Despite the story’s fallings, the movie enraptures under Wright’s intimate cinematography; every frame comes across as incredibly thoughtful. He weaves flow throughout his sequences, creating long, continuous shots that are both playful and urgent as they circle around people and in and out of rooms. He stages an entire musical sequence as viewed through the reflection in a carriage window, crafting meticulous perspective. And as he lingers on the ending shot of a cream-colored abbey bathed in dying light, he unifies color and lighting to make for scenes beautiful in their subdued harmony of composition.

However, with such nuance in direction, the musical portion of the movie almost seems like an unnecessary addendum. Compared to the sensitive camerawork, the songs can’t help but feel out of place. Most of the lyrics are trite and forgettable — ironic, as this is a movie hung on the alleged power of words. The one memorable song was the gut punch of “Wherever I Fall,” in which soldiers under Cyrano heading off to a near-certain-death mission voice their fears, worries and ultimately their hopes in one last letter to their loved ones. But it’s alarming that the one song that struck a poignant note was the one with none of the main characters in it.

The choice to adapt the story of Cyrano for the big screen is odd, to say the least. “Cyrano” is an unhappy story to digest, and it’s hard to think of an audience that would eagerly flock to view a rather depressing and drawn-out thesis on the nature of love.
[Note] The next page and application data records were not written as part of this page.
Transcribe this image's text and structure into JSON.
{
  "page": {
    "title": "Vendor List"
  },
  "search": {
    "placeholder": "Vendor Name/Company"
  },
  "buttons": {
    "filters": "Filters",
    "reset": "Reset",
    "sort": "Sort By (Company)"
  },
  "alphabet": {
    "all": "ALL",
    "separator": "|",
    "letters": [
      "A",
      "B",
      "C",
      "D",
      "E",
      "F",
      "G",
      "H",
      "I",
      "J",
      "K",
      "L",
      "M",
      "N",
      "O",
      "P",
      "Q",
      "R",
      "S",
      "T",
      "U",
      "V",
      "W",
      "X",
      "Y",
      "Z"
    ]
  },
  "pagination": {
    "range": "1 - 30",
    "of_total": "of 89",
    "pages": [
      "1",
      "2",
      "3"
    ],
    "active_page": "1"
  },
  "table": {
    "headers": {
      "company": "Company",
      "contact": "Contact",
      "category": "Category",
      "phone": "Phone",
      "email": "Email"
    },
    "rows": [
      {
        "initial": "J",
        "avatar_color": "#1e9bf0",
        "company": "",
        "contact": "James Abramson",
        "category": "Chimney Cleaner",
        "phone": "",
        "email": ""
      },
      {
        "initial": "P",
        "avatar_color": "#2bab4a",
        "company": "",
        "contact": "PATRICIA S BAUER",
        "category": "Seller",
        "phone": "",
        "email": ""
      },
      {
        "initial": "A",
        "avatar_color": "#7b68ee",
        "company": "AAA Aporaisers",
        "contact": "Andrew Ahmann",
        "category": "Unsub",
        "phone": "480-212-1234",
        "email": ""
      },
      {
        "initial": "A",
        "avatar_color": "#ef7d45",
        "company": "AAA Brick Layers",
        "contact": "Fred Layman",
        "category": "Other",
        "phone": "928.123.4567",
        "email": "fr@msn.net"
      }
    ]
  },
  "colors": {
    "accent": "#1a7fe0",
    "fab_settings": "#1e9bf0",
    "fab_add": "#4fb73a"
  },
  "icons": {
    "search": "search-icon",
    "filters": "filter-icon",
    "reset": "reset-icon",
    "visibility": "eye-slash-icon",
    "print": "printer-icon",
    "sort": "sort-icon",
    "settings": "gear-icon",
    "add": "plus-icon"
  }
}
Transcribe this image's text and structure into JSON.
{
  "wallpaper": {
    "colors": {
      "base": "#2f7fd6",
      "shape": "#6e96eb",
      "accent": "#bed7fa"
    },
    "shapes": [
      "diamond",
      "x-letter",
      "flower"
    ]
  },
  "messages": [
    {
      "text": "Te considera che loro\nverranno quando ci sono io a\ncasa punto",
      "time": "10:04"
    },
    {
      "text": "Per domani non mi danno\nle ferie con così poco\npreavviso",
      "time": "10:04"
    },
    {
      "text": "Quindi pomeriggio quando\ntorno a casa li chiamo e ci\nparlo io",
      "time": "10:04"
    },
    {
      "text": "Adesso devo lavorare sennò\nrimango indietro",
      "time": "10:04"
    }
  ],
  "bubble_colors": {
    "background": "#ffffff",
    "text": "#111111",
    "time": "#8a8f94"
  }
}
Yet it might not entirely be the movie’s fault. We are hooked on short bursts of adrenaline, on edge-of-the-seat stimulation, as evidenced by the popularity of the thriller series “Squid Game” and action-packed movies like “Spider-Man: No Way Home.” “Cyrano” feels like one giant meditation, and that tends to work to its disadvantage. We live in a world that’s too fast-paced to appreciate a story that’s not exactly light and happy but lacks the whirlwind of action to make up for it.

 “Cyrano” tries to be a metaphor for certain muddled concepts: loving what’s on the inside, the power of words, the things you’ll do for someone you love. But it’s exactly because the movie tries to be deeper than your average love triangle that watching it feels awkwardly anachronistic: it’s just hard to appreciate a 17th century love story, pulled from relative obscurity, sending out lovelorn philosophical messages that just don’t seem to fit into modern times.

Wright’s work is proof that there is indeed a line between art and entertainment. “Cyrano” revolves in a beautiful aesthetic of modern-age cinematography and heartrending performance that gives it the potential to be considered a work of art, but it stumbles when it comes to entertainment. Far from a pleasure cruise, “Cyrano” challenges its audiences to keep thinking even after the lights go up. But it’s not the type of thinking that results in a particularly hopeful view of love, and in an age when even the most intense types of unrequited love are perhaps not as mad and melancholy as Cyrano’s, is it even necessary to take on that challenge? Maybe not.